To many, Bingo night isn’t something they enjoy on the off and on, instead; it’s a way of life. Just ask Wilma Unrein and Ollie Billinger. Every Friday night, the friends sit side by side at The Bingo Haus in Hays, Kansas, daubing away at their paper cards in pink and green. But for Wilma and Ollie, life as they have known it to be for the last 30 years is about to change drastically, because on 22 March The Bingo Haus will be staging its very last event.
Founder-owners Linus and Deb Pfannestiel remembers how at one time, there had been 16 Bingos every week in Hayes. Now, Linus reminisces, they are the last ones still operating. And worst is, it’s all been cut down to one game a week due to the dwindling numbers in attendance. Closing is no longer merely an option; it’s become unavoidable. According to Linus, only about one third of the number of people who had been regular players in the 90’s still plays today.
End of an Era
But what about people like Wilma and Ollie, who have been coming to The Bingo Haus all of their lives? The general feeling of “life goes on” seems to be at the order of the day. Wilma remembers how growing up as one of a family of nine, everyone had played at home. The games were done in a proper way, with little cards and candy corn. Those, remembers Wilma, were good days.
According to Wilma, only illness was ever able to keep her away from Friday and Sunday night at The Bingo Haus.

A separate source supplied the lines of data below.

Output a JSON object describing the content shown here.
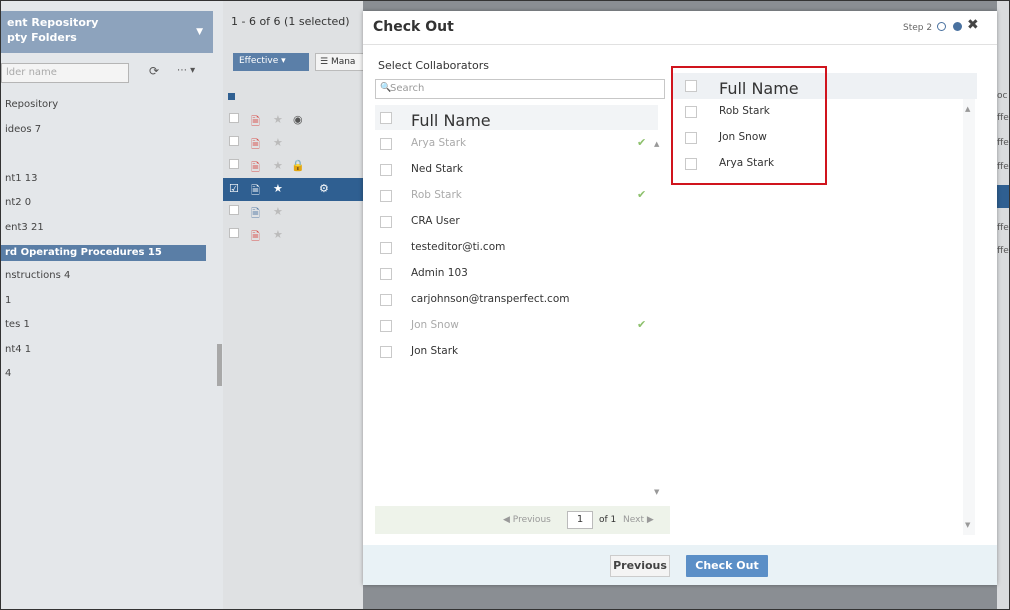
{
  "left_panel": {
    "header_line1": "ent Repository",
    "header_line2": "pty Folders",
    "filter_placeholder": "lder name",
    "tree": [
      "Repository",
      "ideos  7",
      "",
      "nt1  13",
      "nt2  0",
      "ent3  21",
      "rd Operating Procedures  15",
      "nstructions  4",
      "  1",
      "tes  1",
      "nt4  1",
      "  4"
    ]
  },
  "doc_list": {
    "count_text": "1 - 6 of 6 (1 selected)",
    "effective_label": "Effective",
    "manage_label": "Mana"
  },
  "right_strip": {
    "labels": [
      "oc",
      "ffe",
      "ffe",
      "ffe",
      "ffe",
      "ffe",
      "ffe"
    ]
  },
  "modal": {
    "title": "Check Out",
    "step_label": "Step 2",
    "select_label": "Select Collaborators",
    "search_placeholder": "Search",
    "left_column_header": "Full Name",
    "collaborators": [
      {
        "name": "Arya Stark",
        "disabled": true,
        "added": true
      },
      {
        "name": "Ned Stark",
        "disabled": false,
        "added": false
      },
      {
        "name": "Rob Stark",
        "disabled": true,
        "added": true
      },
      {
        "name": "CRA User",
        "disabled": false,
        "added": false
      },
      {
        "name": "testeditor@ti.com",
        "disabled": false,
        "added": false
      },
      {
        "name": "Admin 103",
        "disabled": false,
        "added": false
      },
      {
        "name": "carjohnson@transperfect.com",
        "disabled": false,
        "added": false
      },
      {
        "name": "Jon Snow",
        "disabled": true,
        "added": true
      },
      {
        "name": "Jon Stark",
        "disabled": false,
        "added": false
      }
    ],
    "pager": {
      "previous": "Previous",
      "page": "1",
      "of": "of 1",
      "next": "Next"
    },
    "right_column_header": "Full Name",
    "selected": [
      "Rob Stark",
      "Jon Snow",
      "Arya Stark"
    ],
    "footer": {
      "previous_label": "Previous",
      "checkout_label": "Check Out"
    }
  },
  "colors": {
    "accent": "#5b8fc7",
    "highlight_row": "#2f5f91",
    "annotation_red": "#d0141d",
    "check_green": "#8cc06b"
  }
}
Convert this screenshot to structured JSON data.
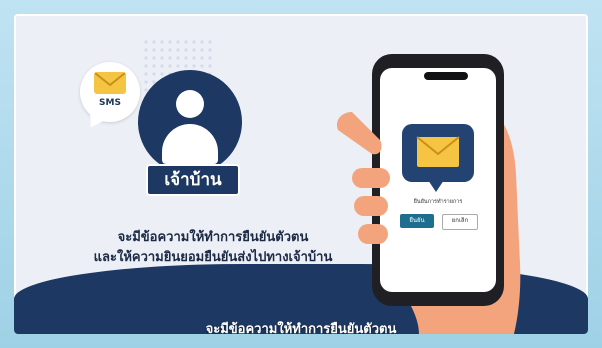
{
  "sms_icon": {
    "label": "SMS",
    "icon": "envelope-icon",
    "envelope_color": "#f6c443"
  },
  "avatar": {
    "icon": "user-icon",
    "label": "เจ้าบ้าน",
    "color": "#1d3863"
  },
  "caption": {
    "line1": "จะมีข้อความให้ทำการยืนยันตัวตน",
    "line2": "และให้ความยินยอมยืนยันส่งไปทางเจ้าบ้าน"
  },
  "phone": {
    "message_icon": "envelope-icon",
    "dialog_title": "ยืนยันการทำรายการ",
    "confirm_label": "ยืนยัน",
    "cancel_label": "ยกเลิก",
    "confirm_color": "#1e6f8f"
  },
  "subtitle": "จะมีข้อความให้ทำการยืนยันตัวตน",
  "colors": {
    "navy": "#1d3863",
    "panel": "#eceff6",
    "frame": "#9fd1e6"
  }
}
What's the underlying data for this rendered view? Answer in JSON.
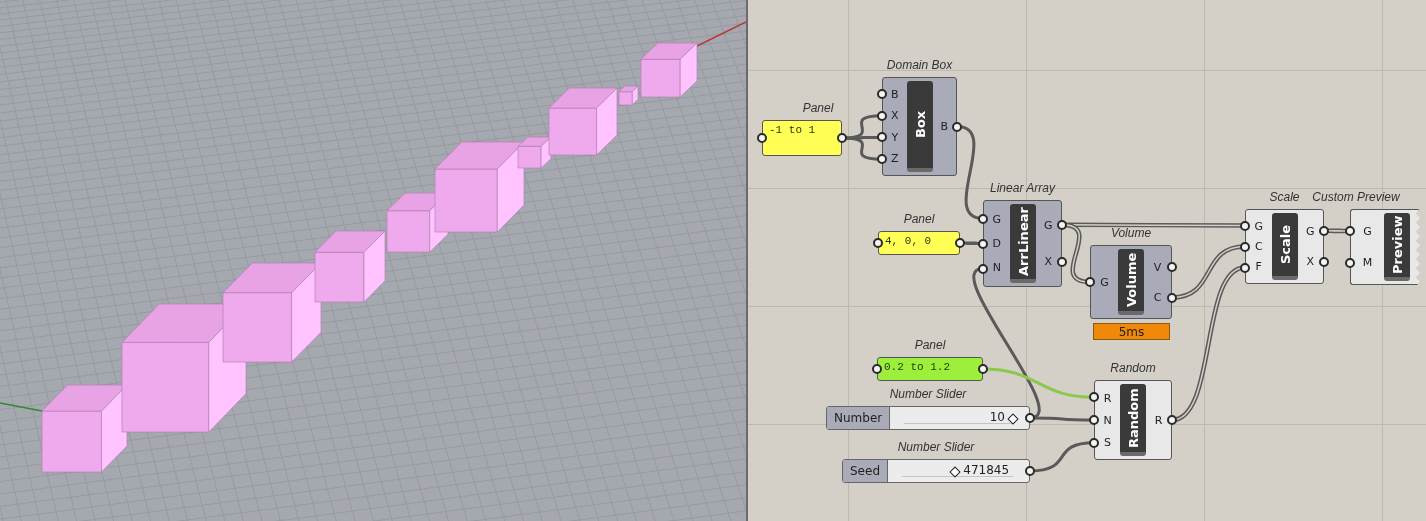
{
  "canvas": {
    "nodes": [
      {
        "kind": "panel",
        "title": "Panel",
        "text": "-1 to 1",
        "selected": false
      },
      {
        "kind": "component",
        "title": "Domain Box",
        "nickname": "Box",
        "inputs": [
          "B",
          "X",
          "Y",
          "Z"
        ],
        "outputs": [
          "B"
        ],
        "preview_hidden": true
      },
      {
        "kind": "component",
        "title": "Linear Array",
        "nickname": "ArrLinear",
        "inputs": [
          "G",
          "D",
          "N"
        ],
        "outputs": [
          "G",
          "X"
        ],
        "preview_hidden": true
      },
      {
        "kind": "panel",
        "title": "Panel",
        "text": "4, 0, 0",
        "selected": false
      },
      {
        "kind": "component",
        "title": "Volume",
        "nickname": "Volume",
        "inputs": [
          "G"
        ],
        "outputs": [
          "V",
          "C"
        ],
        "preview_hidden": true,
        "profiler": "5ms"
      },
      {
        "kind": "component",
        "title": "Scale",
        "nickname": "Scale",
        "inputs": [
          "G",
          "C",
          "F"
        ],
        "outputs": [
          "G",
          "X"
        ],
        "preview_hidden": false
      },
      {
        "kind": "preview",
        "title": "Custom Preview",
        "nickname": "Preview",
        "inputs": [
          "G",
          "M"
        ],
        "preview_hidden": false
      },
      {
        "kind": "panel",
        "title": "Panel",
        "text": "0.2 to 1.2",
        "selected": true
      },
      {
        "kind": "slider",
        "title": "Number Slider",
        "name": "Number",
        "value": "10",
        "level": 1
      },
      {
        "kind": "component",
        "title": "Random",
        "nickname": "Random",
        "inputs": [
          "R",
          "N",
          "S"
        ],
        "outputs": [
          "R"
        ],
        "preview_hidden": false
      },
      {
        "kind": "slider",
        "title": "Number Slider",
        "name": "Seed",
        "value": "471845",
        "level": 0.48
      }
    ]
  }
}
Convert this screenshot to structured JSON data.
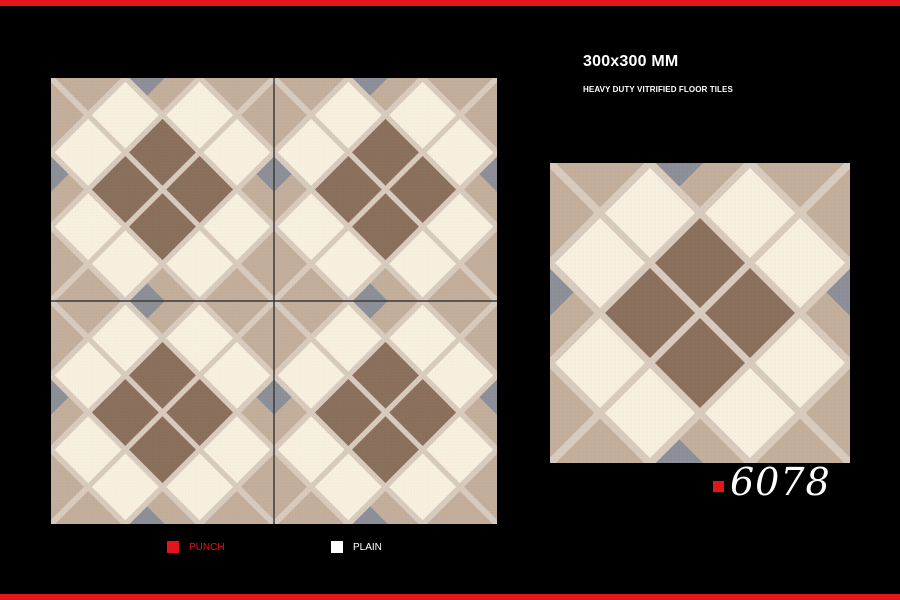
{
  "header": {
    "size": "300x300 MM",
    "description": "HEAVY DUTY VITRIFIED FLOOR TILES"
  },
  "product": {
    "code": "6078"
  },
  "legend": {
    "punch_label": "PUNCH",
    "plain_label": "PLAIN"
  },
  "colors": {
    "accent_red": "#e3151b",
    "cream": "#f7f0df",
    "brown": "#8a705c",
    "tan": "#c2ae9b",
    "grey": "#8c8f98",
    "grout": "#d8cbbd",
    "background": "#000000"
  }
}
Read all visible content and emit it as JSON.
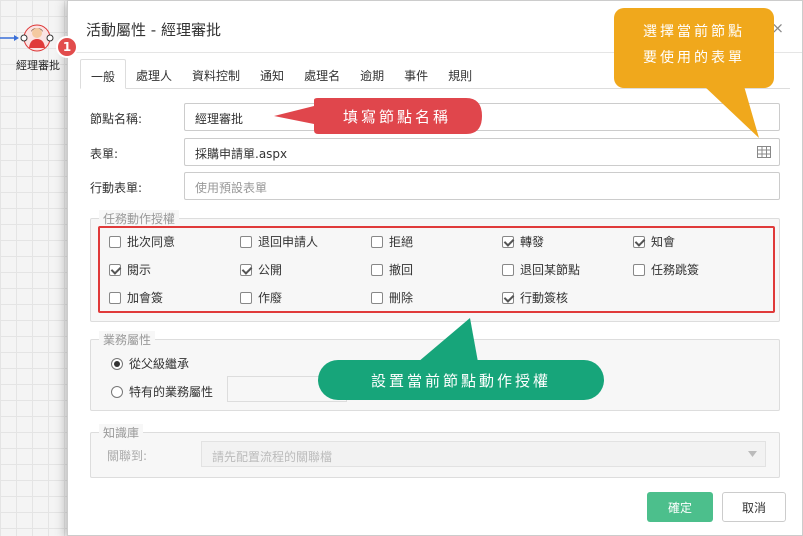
{
  "canvas_node": {
    "label": "經理審批"
  },
  "dialog": {
    "title": "活動屬性 - 經理審批",
    "close": "×",
    "tabs": [
      "一般",
      "處理人",
      "資料控制",
      "通知",
      "處理名",
      "逾期",
      "事件",
      "規則"
    ],
    "fields": {
      "node_name": {
        "label": "節點名稱:",
        "value": "經理審批"
      },
      "form": {
        "label": "表單:",
        "value": "採購申請單.aspx"
      },
      "mobile_form": {
        "label": "行動表單:",
        "placeholder": "使用預設表單"
      }
    },
    "task_permissions": {
      "legend": "任務動作授權",
      "items": [
        {
          "label": "批次同意",
          "checked": false
        },
        {
          "label": "退回申請人",
          "checked": false
        },
        {
          "label": "拒絕",
          "checked": false
        },
        {
          "label": "轉發",
          "checked": true
        },
        {
          "label": "知會",
          "checked": true
        },
        {
          "label": "閱示",
          "checked": true
        },
        {
          "label": "公開",
          "checked": true
        },
        {
          "label": "撤回",
          "checked": false
        },
        {
          "label": "退回某節點",
          "checked": false
        },
        {
          "label": "任務跳簽",
          "checked": false
        },
        {
          "label": "加會簽",
          "checked": false
        },
        {
          "label": "作廢",
          "checked": false
        },
        {
          "label": "刪除",
          "checked": false
        },
        {
          "label": "行動簽核",
          "checked": true
        }
      ]
    },
    "business": {
      "legend": "業務屬性",
      "options": [
        {
          "label": "從父級繼承",
          "selected": true
        },
        {
          "label": "特有的業務屬性",
          "selected": false
        }
      ]
    },
    "knowledge": {
      "legend": "知識庫",
      "link_label": "關聯到:",
      "link_placeholder": "請先配置流程的關聯檔"
    },
    "buttons": {
      "ok": "確定",
      "cancel": "取消"
    }
  },
  "annotations": {
    "badge": "1",
    "fill_name": "填寫節點名稱",
    "choose_form_line1": "選擇當前節點",
    "choose_form_line2": "要使用的表單",
    "set_permissions": "設置當前節點動作授權"
  },
  "colors": {
    "callout_red": "#e0464c",
    "callout_orange": "#f0a81c",
    "callout_green": "#17a57a",
    "ok_button": "#4cbf8c"
  }
}
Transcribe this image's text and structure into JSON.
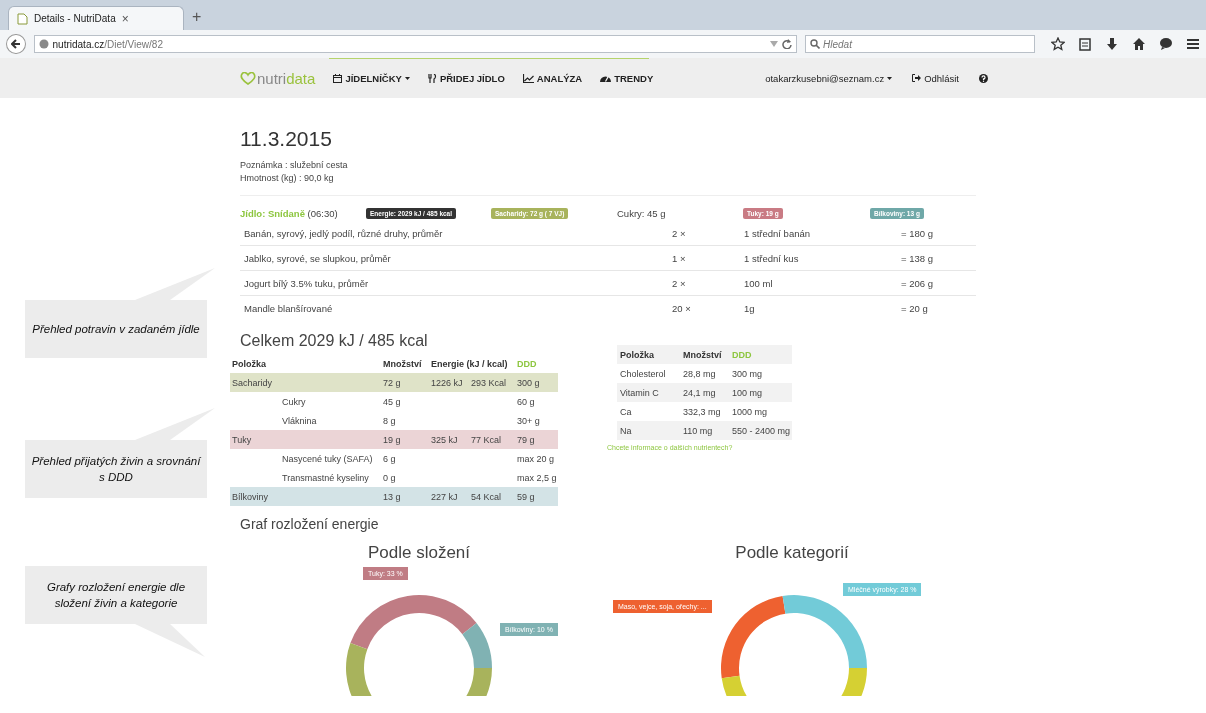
{
  "browser": {
    "tab_title": "Details - NutriData",
    "tab_close": "×",
    "new_tab": "+",
    "url": "**nutridata.cz**/Diet/View/82",
    "search_placeholder": "Hledat"
  },
  "nav": {
    "logo": [
      "nutri",
      "data"
    ],
    "items": [
      {
        "label": "JÍDELNÍČKY",
        "dropdown": true
      },
      {
        "label": "PŘIDEJ JÍDLO",
        "dropdown": false
      },
      {
        "label": "ANALÝZA",
        "dropdown": false
      },
      {
        "label": "TRENDY",
        "dropdown": false
      }
    ],
    "user": "otakarzkusebni@seznam.cz",
    "logout": "Odhlásit"
  },
  "day": {
    "date": "11.3.2015",
    "note": "Poznámka : služební cesta",
    "weight": "Hmotnost (kg) : 90,0 kg"
  },
  "meal": {
    "label": "Jídlo: Snídaně",
    "time": "(06:30)",
    "badges": [
      {
        "text": "Energie: 2029 kJ / 485 kcal",
        "kind": "badge",
        "color": "#333333"
      },
      {
        "text": "Sacharidy: 72 g ( 7 VJ)",
        "kind": "badge",
        "color": "#a8b35c"
      },
      {
        "text": "Cukry: 45 g",
        "kind": "plain"
      },
      {
        "text": "Tuky: 19 g",
        "kind": "badge",
        "color": "#c97b84"
      },
      {
        "text": "Bílkoviny: 13 g",
        "kind": "badge",
        "color": "#6fa8a8"
      }
    ],
    "foods": [
      {
        "name": "Banán, syrový, jedlý podíl, různé druhy, průměr",
        "count": "2 ×",
        "unit": "1 střední banán",
        "weight": "= 180 g"
      },
      {
        "name": "Jablko, syrové, se slupkou, průměr",
        "count": "1 ×",
        "unit": "1 střední kus",
        "weight": "= 138 g"
      },
      {
        "name": "Jogurt bílý 3.5% tuku, průměr",
        "count": "2 ×",
        "unit": "100 ml",
        "weight": "= 206 g"
      },
      {
        "name": "Mandle blanšírované",
        "count": "20 ×",
        "unit": "1g",
        "weight": "= 20 g"
      }
    ]
  },
  "totals": {
    "title": "Celkem 2029 kJ / 485 kcal",
    "columns": [
      {
        "label": "Položka",
        "accent": false
      },
      {
        "label": "Množství",
        "accent": false
      },
      {
        "label": "Energie (kJ / kcal)",
        "accent": false
      },
      {
        "label": "DDD",
        "accent": true
      }
    ],
    "rows": [
      {
        "kind": "main",
        "color": "#dfe3c8",
        "name": "Sacharidy",
        "amount": "72 g",
        "kj": "1226 kJ",
        "kcal": "293 Kcal",
        "ddd": "300 g"
      },
      {
        "kind": "sub",
        "name": "Cukry",
        "amount": "45 g",
        "ddd": "60 g"
      },
      {
        "kind": "sub",
        "name": "Vláknina",
        "amount": "8 g",
        "ddd": "30+ g"
      },
      {
        "kind": "main",
        "color": "#ebd4d6",
        "name": "Tuky",
        "amount": "19 g",
        "kj": "325 kJ",
        "kcal": "77 Kcal",
        "ddd": "79 g"
      },
      {
        "kind": "sub",
        "name": "Nasycené tuky (SAFA)",
        "amount": "6 g",
        "ddd": "max 20 g"
      },
      {
        "kind": "sub",
        "name": "Transmastné kyseliny",
        "amount": "0 g",
        "ddd": "max 2,5 g"
      },
      {
        "kind": "main",
        "color": "#d3e3e6",
        "name": "Bílkoviny",
        "amount": "13 g",
        "kj": "227 kJ",
        "kcal": "54 Kcal",
        "ddd": "59 g"
      }
    ]
  },
  "micros": {
    "columns": [
      {
        "label": "Položka",
        "accent": false
      },
      {
        "label": "Množství",
        "accent": false
      },
      {
        "label": "DDD",
        "accent": true
      }
    ],
    "rows": [
      {
        "name": "Cholesterol",
        "amount": "28,8 mg",
        "ddd": "300 mg"
      },
      {
        "name": "Vitamin C",
        "amount": "24,1 mg",
        "ddd": "100 mg"
      },
      {
        "name": "Ca",
        "amount": "332,3 mg",
        "ddd": "1000 mg"
      },
      {
        "name": "Na",
        "amount": "110 mg",
        "ddd": "550 - 2400 mg"
      }
    ],
    "link": "Chcete informace o dalších nutrientech?"
  },
  "energy": {
    "title": "Graf rozložení energie",
    "charts": [
      {
        "title": "Podle složení",
        "segments": [
          {
            "color": "#c07c84"
          },
          {
            "color": "#80b2b3"
          },
          {
            "color": "#a8b35c"
          }
        ],
        "labels": [
          {
            "text": "Tuky: 33 %",
            "color": "#c07c84"
          },
          {
            "text": "Bílkoviny: 10 %",
            "color": "#80b2b3"
          }
        ]
      },
      {
        "title": "Podle kategorií",
        "segments": [
          {
            "color": "#ee6130"
          },
          {
            "color": "#72cbd8"
          },
          {
            "color": "#d5d033"
          }
        ],
        "labels": [
          {
            "text": "Maso, vejce, soja, ořechy: ...",
            "color": "#ee6130"
          },
          {
            "text": "Mléčné výrobky: 28 %",
            "color": "#72cbd8"
          }
        ]
      }
    ]
  },
  "callouts": [
    {
      "text": "Přehled potravin v zadaném jídle"
    },
    {
      "text": "Přehled přijatých živin a srovnání s DDD"
    },
    {
      "text": "Grafy rozložení energie dle složení živin a kategorie"
    }
  ]
}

Her son Steve confirms this. He remembers how she used to drive herself to the games. Now that she’s older, he has taken over the role of driving her. According to Steve, his mom is going to be bored beyond reason now. Although it may be time she discovered that she could play the game online, as this offers a great alternative to land based play.
Three Decades Of Fun
Linus tells the story of how he and Deb had become involved in Bingo games for the first time nearly 33 years ago. He remembers how friends in eastern Kansas had been running a similar show, and that nobody really thought that it would work in a town the size of Hays; not on a commercially viable level at least.
But it obviously did, and for 30 years the couple had been able to make a life out of calling and dabbing.